**** Working data

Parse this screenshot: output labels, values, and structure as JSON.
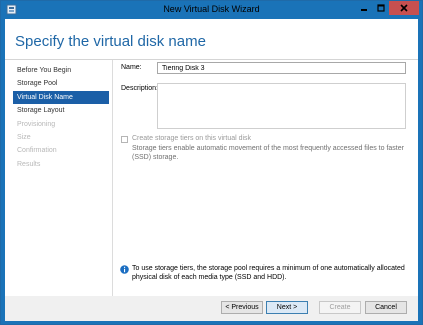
{
  "window": {
    "title": "New Virtual Disk Wizard"
  },
  "page": {
    "heading": "Specify the virtual disk name"
  },
  "nav": {
    "items": [
      {
        "label": "Before You Begin",
        "state": "normal"
      },
      {
        "label": "Storage Pool",
        "state": "normal"
      },
      {
        "label": "Virtual Disk Name",
        "state": "active"
      },
      {
        "label": "Storage Layout",
        "state": "normal"
      },
      {
        "label": "Provisioning",
        "state": "disabled"
      },
      {
        "label": "Size",
        "state": "disabled"
      },
      {
        "label": "Confirmation",
        "state": "disabled"
      },
      {
        "label": "Results",
        "state": "disabled"
      }
    ]
  },
  "form": {
    "name_label": "Name:",
    "name_value": "Tiering Disk 3",
    "description_label": "Description:",
    "description_value": "",
    "tiers_checkbox_label": "Create storage tiers on this virtual disk",
    "tiers_checked": false,
    "tiers_help": "Storage tiers enable automatic movement of the most frequently accessed files to faster (SSD) storage."
  },
  "info": {
    "text": "To use storage tiers, the storage pool requires a minimum of one automatically allocated physical disk of each media type (SSD and HDD)."
  },
  "buttons": {
    "previous": "< Previous",
    "next": "Next >",
    "create": "Create",
    "cancel": "Cancel"
  },
  "colors": {
    "accent": "#1a73b8",
    "nav_active": "#1b5fa7",
    "heading": "#1f67a6",
    "close": "#c75050"
  },
  "icons": [
    "app-icon",
    "minimize-icon",
    "maximize-icon",
    "close-icon",
    "info-icon"
  ]
}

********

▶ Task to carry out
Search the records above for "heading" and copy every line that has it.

▶ Result of this exercise
    "heading": "Specify the virtual disk name"
    "heading": "#1f67a6",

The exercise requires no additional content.